About this exercise: Using the records below, find every line that includes "title" and copy it.

● ● ● ● ●

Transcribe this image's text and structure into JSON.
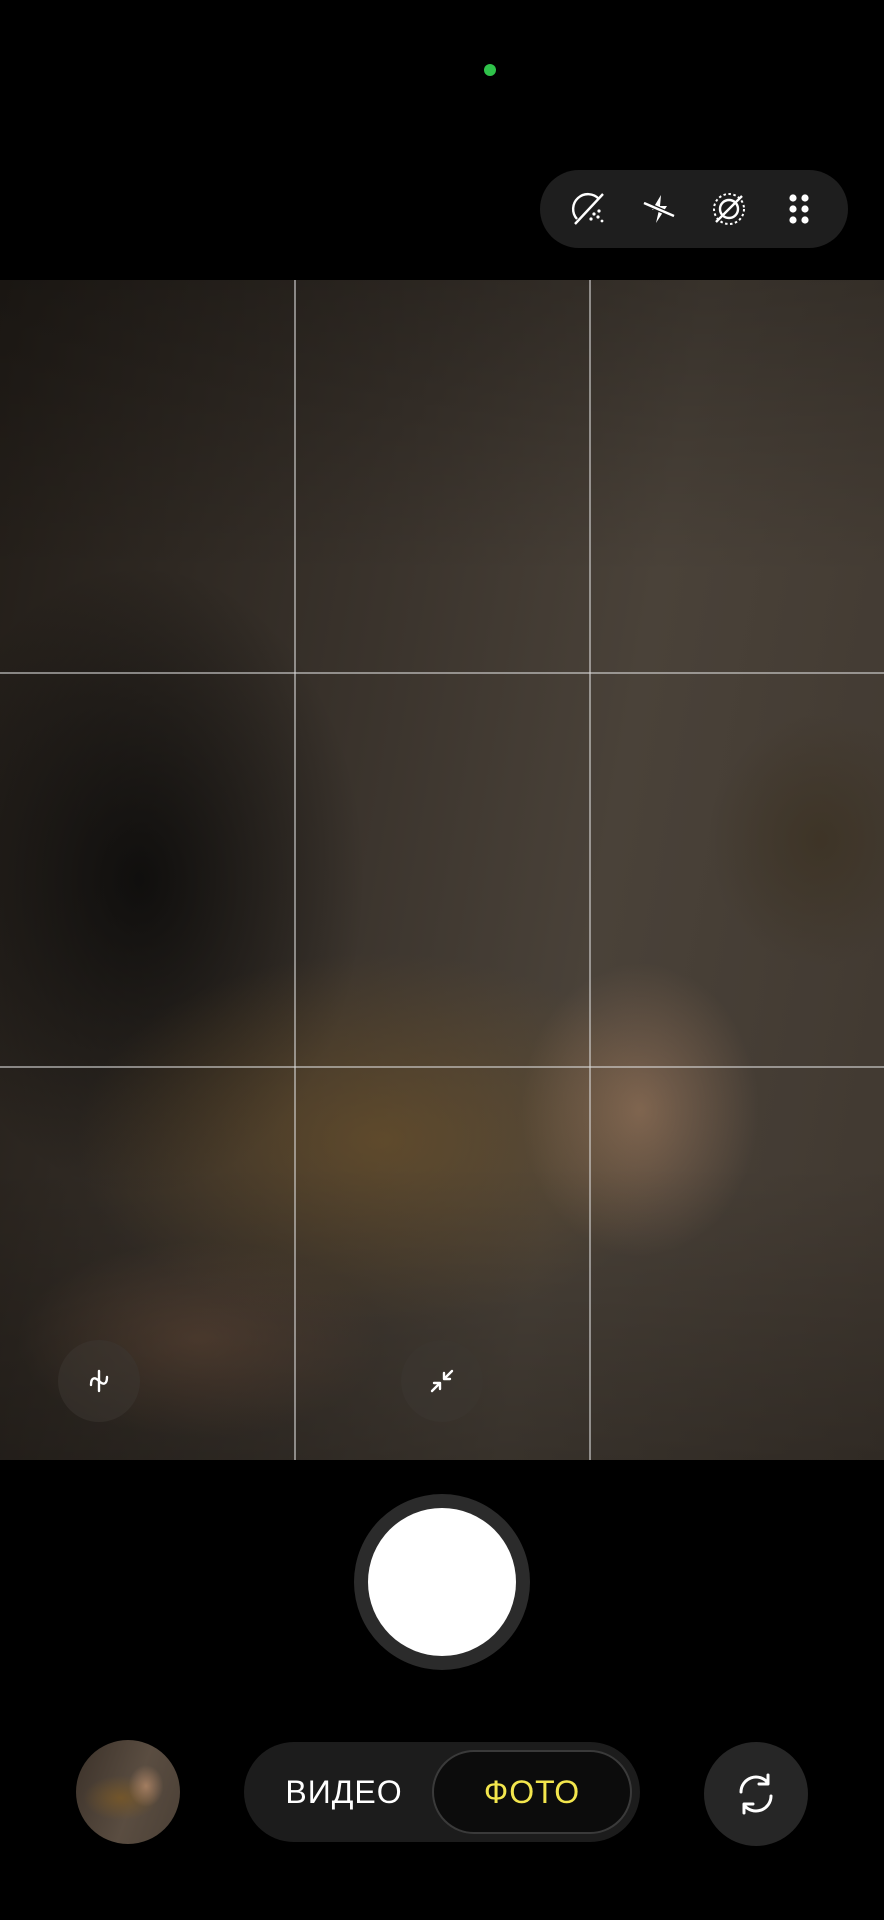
{
  "status": {
    "indicator_color": "#2fc24a"
  },
  "top_controls": [
    {
      "name": "filter-off",
      "icon": "magic-filter-off-icon"
    },
    {
      "name": "flash-off",
      "icon": "flash-off-icon"
    },
    {
      "name": "motion-photo-off",
      "icon": "motion-photo-off-icon"
    },
    {
      "name": "more",
      "icon": "grid-dots-icon"
    }
  ],
  "viewfinder": {
    "grid": "3x3",
    "left_control_icon": "stabilization-icon",
    "center_control_icon": "minimize-arrows-icon"
  },
  "bottom": {
    "modes": {
      "video_label": "ВИДЕО",
      "photo_label": "ФОТО",
      "selected": "photo"
    },
    "selected_color": "#f3e64d",
    "flip_icon": "switch-camera-icon"
  }
}
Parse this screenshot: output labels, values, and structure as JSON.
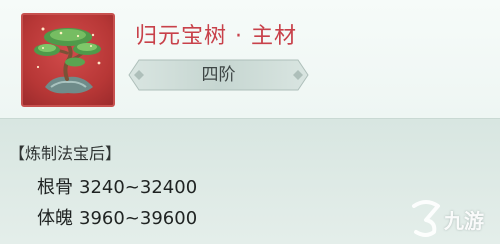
{
  "item": {
    "name": "归元宝树 · 主材",
    "tier": "四阶",
    "icon": "bonsai-tree-icon",
    "frame_color": "#c7514f"
  },
  "section": {
    "title": "【炼制法宝后】"
  },
  "stats": [
    {
      "name": "根骨",
      "value": "3240~32400"
    },
    {
      "name": "体魄",
      "value": "3960~39600"
    }
  ],
  "watermark": {
    "icon": "jiuyou-logo-icon",
    "text": "九游"
  },
  "colors": {
    "name": "#c8414a",
    "background": "#ecf4f1"
  }
}
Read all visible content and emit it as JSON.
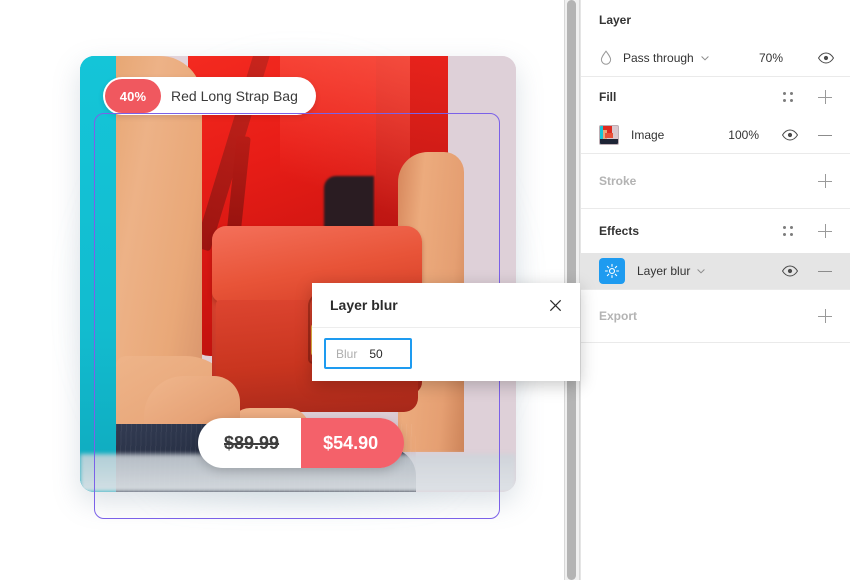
{
  "canvas": {
    "card": {
      "badge": {
        "discount": "40%",
        "title": "Red Long Strap Bag"
      },
      "price": {
        "old": "$89.99",
        "new": "$54.90"
      },
      "colors": {
        "accent_teal": "#17c3d6",
        "accent_coral": "#f0585f",
        "selection": "#7b61e8"
      }
    }
  },
  "panel": {
    "layer": {
      "title": "Layer",
      "blend_mode": "Pass through",
      "opacity": "70%",
      "blend_icon": "blend-mode-icon",
      "chevron_icon": "chevron-down-icon",
      "visibility_icon": "eye-icon"
    },
    "fill": {
      "title": "Fill",
      "reorder_icon": "drag-dots-icon",
      "add_icon": "plus-icon",
      "items": [
        {
          "thumb": "image-thumbnail",
          "label": "Image",
          "opacity": "100%",
          "visibility_icon": "eye-icon",
          "remove_icon": "minus-icon"
        }
      ]
    },
    "stroke": {
      "title": "Stroke",
      "add_icon": "plus-icon"
    },
    "effects": {
      "title": "Effects",
      "reorder_icon": "drag-dots-icon",
      "add_icon": "plus-icon",
      "items": [
        {
          "icon": "layer-blur-icon",
          "label": "Layer blur",
          "chevron_icon": "chevron-down-icon",
          "visibility_icon": "eye-icon",
          "remove_icon": "minus-icon",
          "selected": true
        }
      ]
    },
    "export": {
      "title": "Export",
      "add_icon": "plus-icon"
    }
  },
  "dialog": {
    "title": "Layer blur",
    "close_icon": "close-icon",
    "field": {
      "label": "Blur",
      "value": "50"
    },
    "accent_color": "#1e9bf0"
  }
}
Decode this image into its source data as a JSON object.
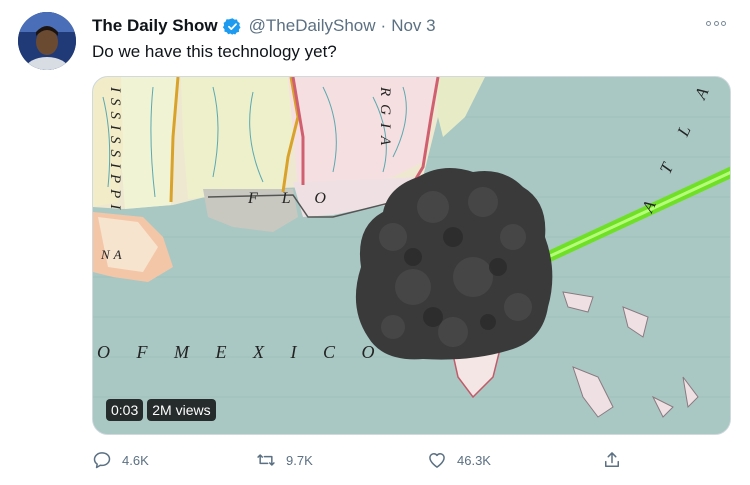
{
  "tweet": {
    "display_name": "The Daily Show",
    "handle": "@TheDailyShow",
    "separator": "·",
    "date": "Nov 3",
    "text": "Do we have this technology yet?",
    "verified": true
  },
  "media": {
    "type": "video",
    "timestamp": "0:03",
    "views": "2M views",
    "map_labels": {
      "state_left": "ISSISSIPPI",
      "florida": "F L O",
      "georgia": "RGIA",
      "atlantic": "A T L A",
      "gulf": "O F   M E X I C O",
      "state_na": "NA"
    }
  },
  "actions": {
    "reply": {
      "icon": "reply-icon",
      "count": "4.6K"
    },
    "retweet": {
      "icon": "retweet-icon",
      "count": "9.7K"
    },
    "like": {
      "icon": "heart-icon",
      "count": "46.3K"
    },
    "share": {
      "icon": "share-icon"
    }
  },
  "colors": {
    "text": "#0f1419",
    "secondary": "#5b7083",
    "verified": "#1d9bf0",
    "map_water": "#a9c8c3",
    "laser": "#6fe025",
    "rock": "#3a3a3a"
  }
}
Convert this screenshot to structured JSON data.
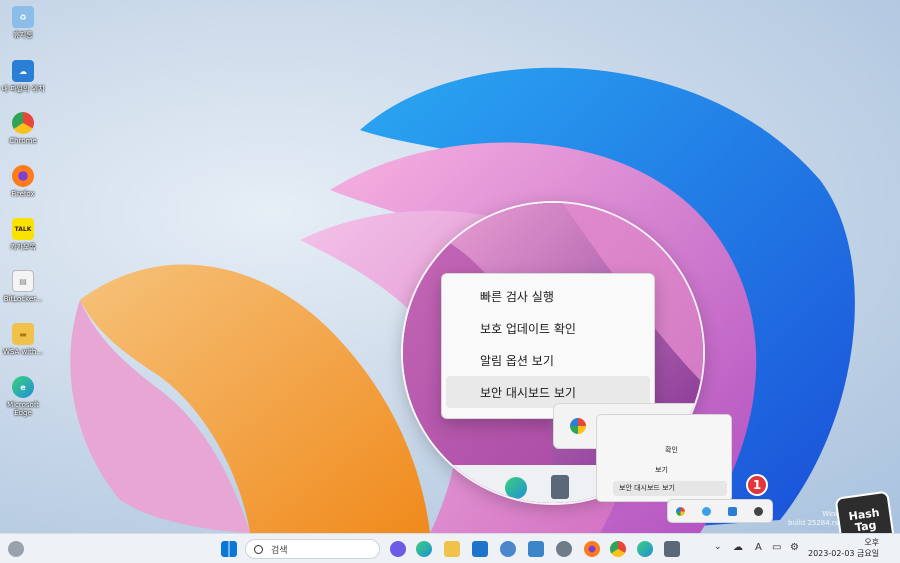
{
  "desktop": {
    "icons": [
      {
        "name": "recycle-bin",
        "label": "휴지통",
        "color": "#7fb7e6",
        "glyph": "♻"
      },
      {
        "name": "onedrive",
        "label": "내 파일의 위치",
        "color": "#2a7fd4",
        "glyph": "☁"
      },
      {
        "name": "chrome",
        "label": "Chrome",
        "color": "#e9463a",
        "glyph": "●"
      },
      {
        "name": "firefox",
        "label": "Firefox",
        "color": "#ff7b1c",
        "glyph": "●"
      },
      {
        "name": "kakaotalk",
        "label": "카카오톡",
        "color": "#f7e200",
        "glyph": "TALK"
      },
      {
        "name": "bitlocker",
        "label": "BitLocker...",
        "color": "#f2f2f2",
        "glyph": "▤"
      },
      {
        "name": "wsa",
        "label": "WSA with...",
        "color": "#f1c24a",
        "glyph": "▬"
      },
      {
        "name": "edge",
        "label": "Microsoft Edge",
        "color": "#1f8fd6",
        "glyph": "e"
      }
    ]
  },
  "context_menu": {
    "items": [
      {
        "label": "빠른 검사 실행"
      },
      {
        "label": "보호 업데이트 확인"
      },
      {
        "label": "알림 옵션 보기"
      },
      {
        "label": "보안 대시보드 보기"
      }
    ]
  },
  "mini_menu": {
    "items": [
      {
        "label": "확인"
      },
      {
        "label": "보기"
      },
      {
        "label": "보안 대시보드 보기"
      }
    ]
  },
  "badge": {
    "number": "1"
  },
  "watermark": {
    "line1": "Windows 11 P",
    "line2": "build 25284.rs_prerelea"
  },
  "hashtag": {
    "line1": "Hash",
    "line2": "Tag"
  },
  "taskbar": {
    "search_placeholder": "검색",
    "tray_lang": "A",
    "clock_time": "오후",
    "clock_date": "2023-02-03 금요일"
  },
  "colors": {
    "accent": "#0067c0",
    "badge": "#e0363c",
    "menu_bg": "#f9f9f9"
  }
}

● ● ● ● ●

Task output:
    "title": "【炼制法宝后】"
        "title": "Red Long Strap Bag"
      "title": "Layer",
      "title": "Fill",
      "title": "Stroke",
      "title": "Effects",
      "title": "Export",
    "title": "Layer blur",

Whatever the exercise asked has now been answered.